WORK ITEM
Print the listing below word for word, but drop any pictures it contains.

DATA TO USE
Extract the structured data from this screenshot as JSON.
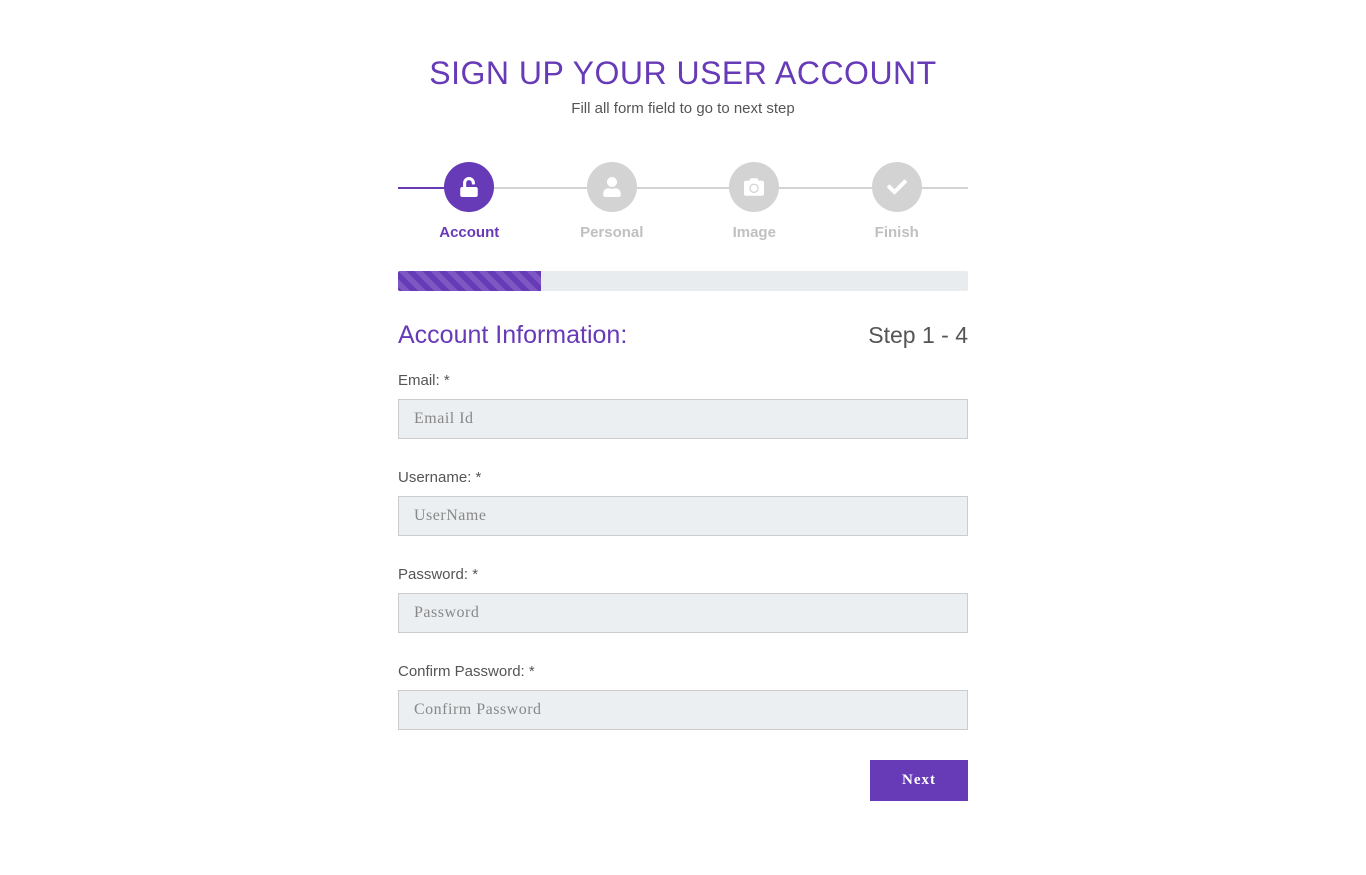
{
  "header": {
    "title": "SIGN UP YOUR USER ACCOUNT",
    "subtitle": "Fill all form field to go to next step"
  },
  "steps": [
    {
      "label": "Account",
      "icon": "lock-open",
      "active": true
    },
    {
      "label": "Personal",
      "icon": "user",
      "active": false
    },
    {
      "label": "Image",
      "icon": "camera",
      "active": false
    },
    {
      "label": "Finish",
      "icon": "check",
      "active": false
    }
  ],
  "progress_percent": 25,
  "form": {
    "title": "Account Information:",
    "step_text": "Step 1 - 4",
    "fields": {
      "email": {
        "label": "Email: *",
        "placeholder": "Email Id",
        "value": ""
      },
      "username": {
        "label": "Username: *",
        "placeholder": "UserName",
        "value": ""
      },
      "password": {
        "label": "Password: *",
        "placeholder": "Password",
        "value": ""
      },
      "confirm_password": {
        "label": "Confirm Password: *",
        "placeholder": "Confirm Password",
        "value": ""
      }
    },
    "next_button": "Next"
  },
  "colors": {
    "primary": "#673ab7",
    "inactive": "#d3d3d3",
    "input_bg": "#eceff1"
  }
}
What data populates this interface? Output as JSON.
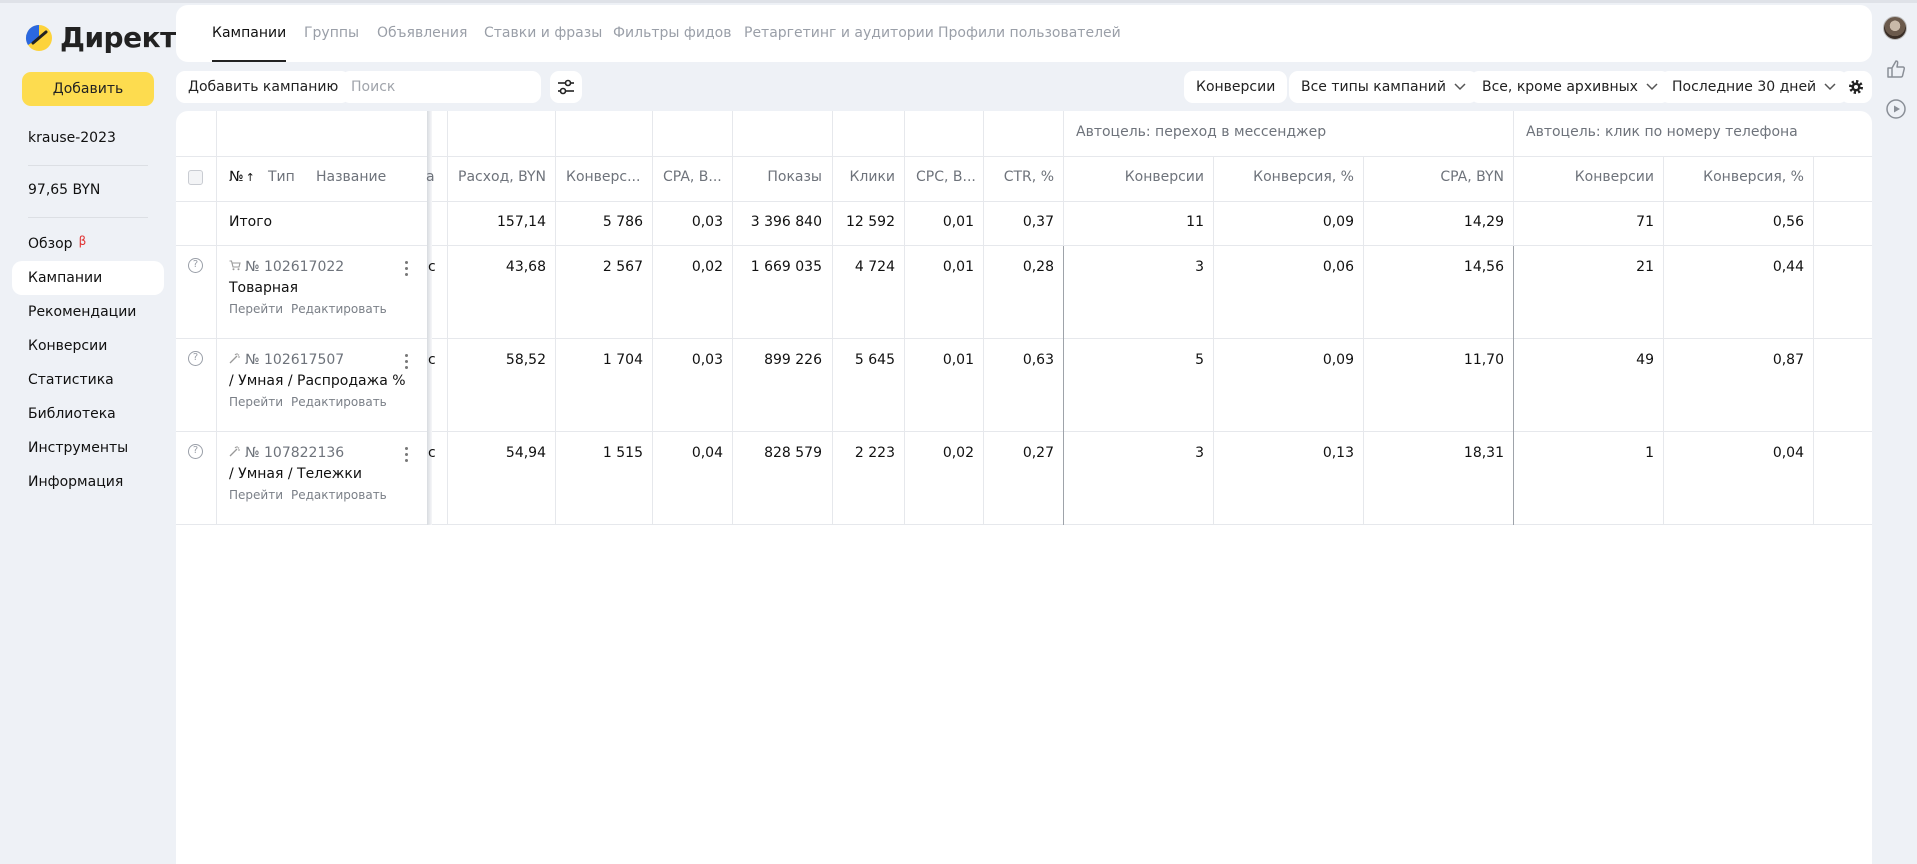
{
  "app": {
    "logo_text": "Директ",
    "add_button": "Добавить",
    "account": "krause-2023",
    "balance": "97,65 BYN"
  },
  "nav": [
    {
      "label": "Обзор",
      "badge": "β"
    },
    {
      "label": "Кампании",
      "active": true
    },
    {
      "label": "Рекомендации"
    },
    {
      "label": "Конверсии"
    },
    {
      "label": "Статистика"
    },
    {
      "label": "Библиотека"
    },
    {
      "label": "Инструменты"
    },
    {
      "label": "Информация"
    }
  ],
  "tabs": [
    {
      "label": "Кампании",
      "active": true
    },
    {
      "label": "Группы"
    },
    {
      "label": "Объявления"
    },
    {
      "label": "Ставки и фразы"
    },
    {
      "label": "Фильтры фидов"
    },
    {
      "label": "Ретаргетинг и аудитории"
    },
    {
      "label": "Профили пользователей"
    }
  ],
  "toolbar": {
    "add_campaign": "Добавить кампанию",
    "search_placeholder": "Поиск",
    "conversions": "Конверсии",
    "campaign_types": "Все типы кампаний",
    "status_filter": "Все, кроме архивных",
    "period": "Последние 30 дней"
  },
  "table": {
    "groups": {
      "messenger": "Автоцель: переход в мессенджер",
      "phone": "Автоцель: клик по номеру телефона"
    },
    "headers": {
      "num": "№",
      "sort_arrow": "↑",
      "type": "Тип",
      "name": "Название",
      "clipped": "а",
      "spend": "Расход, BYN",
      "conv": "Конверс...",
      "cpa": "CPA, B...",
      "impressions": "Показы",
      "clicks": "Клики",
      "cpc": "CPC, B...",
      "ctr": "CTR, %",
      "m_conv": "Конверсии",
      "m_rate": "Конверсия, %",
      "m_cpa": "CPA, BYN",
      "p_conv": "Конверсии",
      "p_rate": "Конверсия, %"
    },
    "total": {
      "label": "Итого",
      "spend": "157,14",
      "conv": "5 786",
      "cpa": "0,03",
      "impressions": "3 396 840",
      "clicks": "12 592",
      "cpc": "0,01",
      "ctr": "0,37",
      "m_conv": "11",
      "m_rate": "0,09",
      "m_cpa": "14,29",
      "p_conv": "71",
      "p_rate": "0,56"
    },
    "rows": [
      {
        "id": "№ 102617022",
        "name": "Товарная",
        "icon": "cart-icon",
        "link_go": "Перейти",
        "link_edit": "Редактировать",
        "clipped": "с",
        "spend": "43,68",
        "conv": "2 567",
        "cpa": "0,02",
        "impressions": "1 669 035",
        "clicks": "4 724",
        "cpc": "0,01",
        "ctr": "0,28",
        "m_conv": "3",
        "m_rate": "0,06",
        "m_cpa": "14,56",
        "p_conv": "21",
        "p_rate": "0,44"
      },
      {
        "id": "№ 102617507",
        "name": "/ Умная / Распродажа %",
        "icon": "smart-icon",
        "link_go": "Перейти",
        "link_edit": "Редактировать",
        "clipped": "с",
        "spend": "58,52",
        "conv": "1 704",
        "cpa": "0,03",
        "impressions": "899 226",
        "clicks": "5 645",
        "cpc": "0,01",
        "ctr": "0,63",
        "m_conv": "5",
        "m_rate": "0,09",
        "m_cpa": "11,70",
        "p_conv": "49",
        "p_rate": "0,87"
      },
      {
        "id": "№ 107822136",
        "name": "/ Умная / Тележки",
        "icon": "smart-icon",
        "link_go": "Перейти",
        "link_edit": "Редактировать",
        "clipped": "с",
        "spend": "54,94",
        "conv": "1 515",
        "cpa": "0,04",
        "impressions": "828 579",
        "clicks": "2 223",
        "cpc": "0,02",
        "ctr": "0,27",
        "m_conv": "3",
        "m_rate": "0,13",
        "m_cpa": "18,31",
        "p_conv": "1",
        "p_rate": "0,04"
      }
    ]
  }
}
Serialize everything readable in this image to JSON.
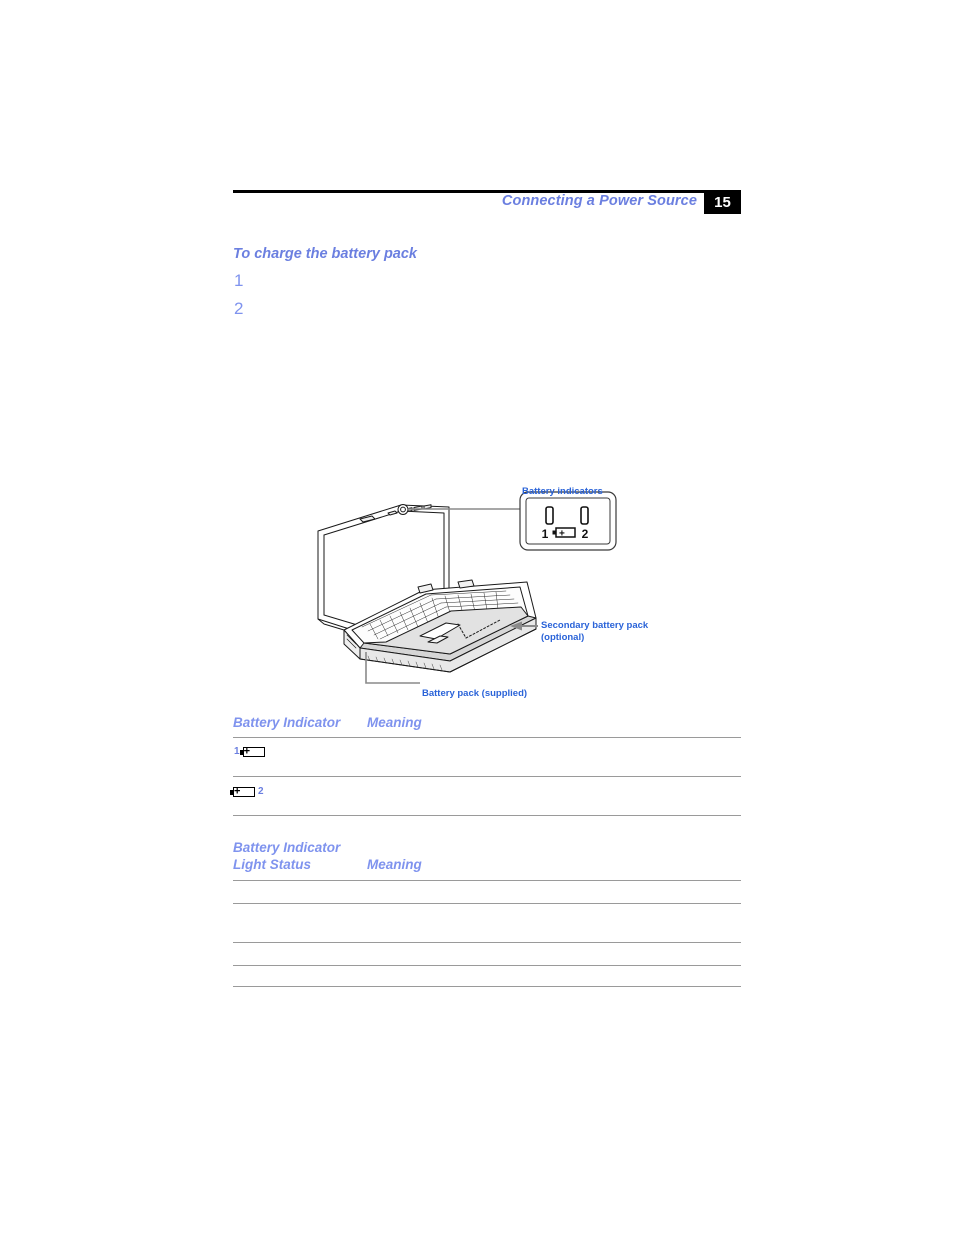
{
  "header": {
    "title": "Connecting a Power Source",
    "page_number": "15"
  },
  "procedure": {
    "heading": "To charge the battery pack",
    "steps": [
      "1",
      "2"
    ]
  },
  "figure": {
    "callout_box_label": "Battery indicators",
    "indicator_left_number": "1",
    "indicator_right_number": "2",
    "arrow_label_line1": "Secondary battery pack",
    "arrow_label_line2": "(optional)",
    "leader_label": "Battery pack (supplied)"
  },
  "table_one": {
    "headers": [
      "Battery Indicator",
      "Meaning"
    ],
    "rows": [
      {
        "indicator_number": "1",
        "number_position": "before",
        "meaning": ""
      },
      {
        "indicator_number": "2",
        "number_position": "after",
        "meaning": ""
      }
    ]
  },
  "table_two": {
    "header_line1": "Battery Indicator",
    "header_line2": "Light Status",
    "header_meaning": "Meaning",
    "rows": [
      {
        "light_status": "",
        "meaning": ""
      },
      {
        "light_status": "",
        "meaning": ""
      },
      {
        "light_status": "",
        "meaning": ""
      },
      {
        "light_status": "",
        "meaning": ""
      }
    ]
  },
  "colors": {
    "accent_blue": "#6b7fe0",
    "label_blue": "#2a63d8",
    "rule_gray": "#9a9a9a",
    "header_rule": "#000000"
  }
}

WRITTEN REPLY
Extract the structured data from this screenshot as JSON.
{
  "header": {
    "title": "SIGN UP YOUR USER ACCOUNT",
    "subtitle": "Fill all form field to go to next step"
  },
  "steps": [
    {
      "label": "Account",
      "icon": "lock-open",
      "active": true
    },
    {
      "label": "Personal",
      "icon": "user",
      "active": false
    },
    {
      "label": "Image",
      "icon": "camera",
      "active": false
    },
    {
      "label": "Finish",
      "icon": "check",
      "active": false
    }
  ],
  "progress_percent": 25,
  "form": {
    "title": "Account Information:",
    "step_text": "Step 1 - 4",
    "fields": {
      "email": {
        "label": "Email: *",
        "placeholder": "Email Id",
        "value": ""
      },
      "username": {
        "label": "Username: *",
        "placeholder": "UserName",
        "value": ""
      },
      "password": {
        "label": "Password: *",
        "placeholder": "Password",
        "value": ""
      },
      "confirm_password": {
        "label": "Confirm Password: *",
        "placeholder": "Confirm Password",
        "value": ""
      }
    },
    "next_button": "Next"
  },
  "colors": {
    "primary": "#673ab7",
    "inactive": "#d3d3d3",
    "input_bg": "#eceff1"
  }
}
What data populates this interface? Output as JSON.
{
  "app": {
    "logo_text": "Директ",
    "add_button": "Добавить",
    "account": "krause-2023",
    "balance": "97,65 BYN"
  },
  "nav": [
    {
      "label": "Обзор",
      "badge": "β"
    },
    {
      "label": "Кампании",
      "active": true
    },
    {
      "label": "Рекомендации"
    },
    {
      "label": "Конверсии"
    },
    {
      "label": "Статистика"
    },
    {
      "label": "Библиотека"
    },
    {
      "label": "Инструменты"
    },
    {
      "label": "Информация"
    }
  ],
  "tabs": [
    {
      "label": "Кампании",
      "active": true
    },
    {
      "label": "Группы"
    },
    {
      "label": "Объявления"
    },
    {
      "label": "Ставки и фразы"
    },
    {
      "label": "Фильтры фидов"
    },
    {
      "label": "Ретаргетинг и аудитории"
    },
    {
      "label": "Профили пользователей"
    }
  ],
  "toolbar": {
    "add_campaign": "Добавить кампанию",
    "search_placeholder": "Поиск",
    "conversions": "Конверсии",
    "campaign_types": "Все типы кампаний",
    "status_filter": "Все, кроме архивных",
    "period": "Последние 30 дней"
  },
  "table": {
    "groups": {
      "messenger": "Автоцель: переход в мессенджер",
      "phone": "Автоцель: клик по номеру телефона"
    },
    "headers": {
      "num": "№",
      "sort_arrow": "↑",
      "type": "Тип",
      "name": "Название",
      "clipped": "а",
      "spend": "Расход, BYN",
      "conv": "Конверс...",
      "cpa": "CPA, B...",
      "impressions": "Показы",
      "clicks": "Клики",
      "cpc": "CPC, B...",
      "ctr": "CTR, %",
      "m_conv": "Конверсии",
      "m_rate": "Конверсия, %",
      "m_cpa": "CPA, BYN",
      "p_conv": "Конверсии",
      "p_rate": "Конверсия, %"
    },
    "total": {
      "label": "Итого",
      "spend": "157,14",
      "conv": "5 786",
      "cpa": "0,03",
      "impressions": "3 396 840",
      "clicks": "12 592",
      "cpc": "0,01",
      "ctr": "0,37",
      "m_conv": "11",
      "m_rate": "0,09",
      "m_cpa": "14,29",
      "p_conv": "71",
      "p_rate": "0,56"
    },
    "rows": [
      {
        "id": "№ 102617022",
        "name": "Товарная",
        "icon": "cart-icon",
        "link_go": "Перейти",
        "link_edit": "Редактировать",
        "clipped": "с",
        "spend": "43,68",
        "conv": "2 567",
        "cpa": "0,02",
        "impressions": "1 669 035",
        "clicks": "4 724",
        "cpc": "0,01",
        "ctr": "0,28",
        "m_conv": "3",
        "m_rate": "0,06",
        "m_cpa": "14,56",
        "p_conv": "21",
        "p_rate": "0,44"
      },
      {
        "id": "№ 102617507",
        "name": "/ Умная / Распродажа %",
        "icon": "smart-icon",
        "link_go": "Перейти",
        "link_edit": "Редактировать",
        "clipped": "с",
        "spend": "58,52",
        "conv": "1 704",
        "cpa": "0,03",
        "impressions": "899 226",
        "clicks": "5 645",
        "cpc": "0,01",
        "ctr": "0,63",
        "m_conv": "5",
        "m_rate": "0,09",
        "m_cpa": "11,70",
        "p_conv": "49",
        "p_rate": "0,87"
      },
      {
        "id": "№ 107822136",
        "name": "/ Умная / Тележки",
        "icon": "smart-icon",
        "link_go": "Перейти",
        "link_edit": "Редактировать",
        "clipped": "с",
        "spend": "54,94",
        "conv": "1 515",
        "cpa": "0,04",
        "impressions": "828 579",
        "clicks": "2 223",
        "cpc": "0,02",
        "ctr": "0,27",
        "m_conv": "3",
        "m_rate": "0,13",
        "m_cpa": "18,31",
        "p_conv": "1",
        "p_rate": "0,04"
      }
    ]
  }
}
Serialize everything readable in this image to JSON.
{
  "header": {
    "title": "Connecting a Power Source",
    "page_number": "15"
  },
  "procedure": {
    "heading": "To charge the battery pack",
    "steps": [
      "1",
      "2"
    ]
  },
  "figure": {
    "callout_box_label": "Battery indicators",
    "indicator_left_number": "1",
    "indicator_right_number": "2",
    "arrow_label_line1": "Secondary battery pack",
    "arrow_label_line2": "(optional)",
    "leader_label": "Battery pack (supplied)"
  },
  "table_one": {
    "headers": [
      "Battery Indicator",
      "Meaning"
    ],
    "rows": [
      {
        "indicator_number": "1",
        "number_position": "before",
        "meaning": ""
      },
      {
        "indicator_number": "2",
        "number_position": "after",
        "meaning": ""
      }
    ]
  },
  "table_two": {
    "header_line1": "Battery Indicator",
    "header_line2": "Light Status",
    "header_meaning": "Meaning",
    "rows": [
      {
        "light_status": "",
        "meaning": ""
      },
      {
        "light_status": "",
        "meaning": ""
      },
      {
        "light_status": "",
        "meaning": ""
      },
      {
        "light_status": "",
        "meaning": ""
      }
    ]
  },
  "colors": {
    "accent_blue": "#6b7fe0",
    "label_blue": "#2a63d8",
    "rule_gray": "#9a9a9a",
    "header_rule": "#000000"
  }
}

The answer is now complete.